- Health – There’s nothing like being told you can’t go out and exercise more than once a day to make you really want to get out of your house and exercise. There’s nothing like home schooling small children to make you appreciate the joyful exuberance of Mr Joe Wicks as you high-kick your way around the sitting room. Is it possible that by being confined to our homes we might actually become less sedentary? Seems odd but you never know. We also aren’t eating out or larding up on takeaways, we’re not having casual sex with strangers, falling accidentally pregnant and contracting STDs or meeting up at raves to take cast quantities of illegal drugs (at least not in my household – not sure what’s going on at a government level). We are having to cook our own food and clean our own houses and spend quality time with our spouses and children. Our mental health may be taking a hammering from the relentless anxiety but we have been dragged kicking and screaming into mindfulness; appreciating the simple things in life like flowers and birdsong and playing Cluedo (not really, I hate Cluedo).
- The environment – Whilst the decimation of the airline industry is not ‘a positive’ as such, the reduction in air pollution attributed to fewer flights is at least giving our planet a moment to breathe (somewhat ironic given that the extreme end of COVID symptoms results in respiratory failure). The water in Venice’s canals is clear and repopulating with fish (the dolphins were fake news), the clouds of pollution above industrial cities have dissipated as we pause in our relentless manufacture of stuff.
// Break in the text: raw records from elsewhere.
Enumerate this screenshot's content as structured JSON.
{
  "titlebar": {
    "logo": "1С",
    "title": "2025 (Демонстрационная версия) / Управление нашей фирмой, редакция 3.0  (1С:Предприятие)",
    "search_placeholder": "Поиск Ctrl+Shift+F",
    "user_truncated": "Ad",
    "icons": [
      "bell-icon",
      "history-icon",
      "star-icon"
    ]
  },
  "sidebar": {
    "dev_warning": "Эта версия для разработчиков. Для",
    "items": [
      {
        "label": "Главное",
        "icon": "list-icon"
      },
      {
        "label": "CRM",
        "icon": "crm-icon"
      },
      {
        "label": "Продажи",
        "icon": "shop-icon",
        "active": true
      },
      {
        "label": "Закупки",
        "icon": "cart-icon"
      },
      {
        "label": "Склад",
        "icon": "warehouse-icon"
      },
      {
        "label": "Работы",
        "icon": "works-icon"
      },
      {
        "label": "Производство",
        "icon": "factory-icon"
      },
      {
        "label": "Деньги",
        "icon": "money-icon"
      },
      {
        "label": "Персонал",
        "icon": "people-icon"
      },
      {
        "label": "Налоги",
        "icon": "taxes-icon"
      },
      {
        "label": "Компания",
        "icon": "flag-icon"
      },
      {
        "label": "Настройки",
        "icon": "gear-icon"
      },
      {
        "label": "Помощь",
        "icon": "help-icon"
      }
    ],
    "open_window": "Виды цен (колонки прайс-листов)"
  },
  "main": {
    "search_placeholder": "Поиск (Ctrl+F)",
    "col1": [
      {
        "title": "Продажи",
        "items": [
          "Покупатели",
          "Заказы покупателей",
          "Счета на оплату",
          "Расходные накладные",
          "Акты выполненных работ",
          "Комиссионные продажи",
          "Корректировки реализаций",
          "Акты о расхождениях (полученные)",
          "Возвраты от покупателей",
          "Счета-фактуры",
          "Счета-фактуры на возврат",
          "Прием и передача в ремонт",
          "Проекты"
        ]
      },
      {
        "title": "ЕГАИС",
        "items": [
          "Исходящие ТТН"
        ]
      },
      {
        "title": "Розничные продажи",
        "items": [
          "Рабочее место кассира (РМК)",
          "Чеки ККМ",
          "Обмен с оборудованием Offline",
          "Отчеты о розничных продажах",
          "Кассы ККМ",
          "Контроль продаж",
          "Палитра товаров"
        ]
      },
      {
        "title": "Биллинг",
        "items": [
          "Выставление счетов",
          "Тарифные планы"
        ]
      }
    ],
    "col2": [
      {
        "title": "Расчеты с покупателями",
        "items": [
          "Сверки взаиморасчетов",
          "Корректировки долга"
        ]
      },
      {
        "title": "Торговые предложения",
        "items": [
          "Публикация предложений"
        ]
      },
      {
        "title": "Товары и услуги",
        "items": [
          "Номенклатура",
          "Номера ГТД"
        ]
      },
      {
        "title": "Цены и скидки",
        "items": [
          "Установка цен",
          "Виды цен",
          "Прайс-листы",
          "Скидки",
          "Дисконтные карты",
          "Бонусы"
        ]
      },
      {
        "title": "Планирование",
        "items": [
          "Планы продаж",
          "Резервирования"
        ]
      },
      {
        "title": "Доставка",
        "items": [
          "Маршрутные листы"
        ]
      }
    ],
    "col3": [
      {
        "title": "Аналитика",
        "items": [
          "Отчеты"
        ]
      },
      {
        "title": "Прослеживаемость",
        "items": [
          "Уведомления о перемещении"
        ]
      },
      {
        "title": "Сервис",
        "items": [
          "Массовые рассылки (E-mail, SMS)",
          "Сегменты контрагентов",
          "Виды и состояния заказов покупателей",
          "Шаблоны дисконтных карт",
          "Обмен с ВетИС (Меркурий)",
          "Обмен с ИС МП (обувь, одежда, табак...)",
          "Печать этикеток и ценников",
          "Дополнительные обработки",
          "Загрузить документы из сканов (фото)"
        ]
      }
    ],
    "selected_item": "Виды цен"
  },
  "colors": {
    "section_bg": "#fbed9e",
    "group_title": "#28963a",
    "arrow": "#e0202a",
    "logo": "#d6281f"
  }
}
And I know this is dreadful for the economy. I know there are people out of work and that we one day will need to start up the cogs again, to erect buildings, make cars and travel to Vegas to watch boxing matches, but to press pause for a few months is like a smoker halting their habitual forty a day – even if it’s temporary it reduces the damage and might just make us think a bit about how we return to the new normal.
- Kindness – Those who work in the public sector know all about seeing the best and the worst of people. Crisis brings out extremes and there will always be the profiteers, the scammers and the complete bastards. But for every despicable individual stealing stuff out of the food bank, for every conniving shit sending families on free school meals a WhatsApp message asking for their account number in order to ‘reimburse’ them, there’s a person wondering what they can do to help. People are smiling and shouting hello to each other (from a safe distance), putting up rainbow pictures in their windows, singing in Italian chorus, phoning friends they haven’t spoke to for years, thinking of others. The trolls, the bigots and the haters remain and COVID-19 has no ethical code, the baddies are unlikely to all be wiped out leaving only the goodies standing, but they might at least be given cause to re-evaluate their priorities and maybe we’ll emerge as a kinder, more appreciative society.
So. Stay at home. Stay Safe. Be kind. Look after each other (remotely).
It will be ok.
Trust me. I’m a doctor.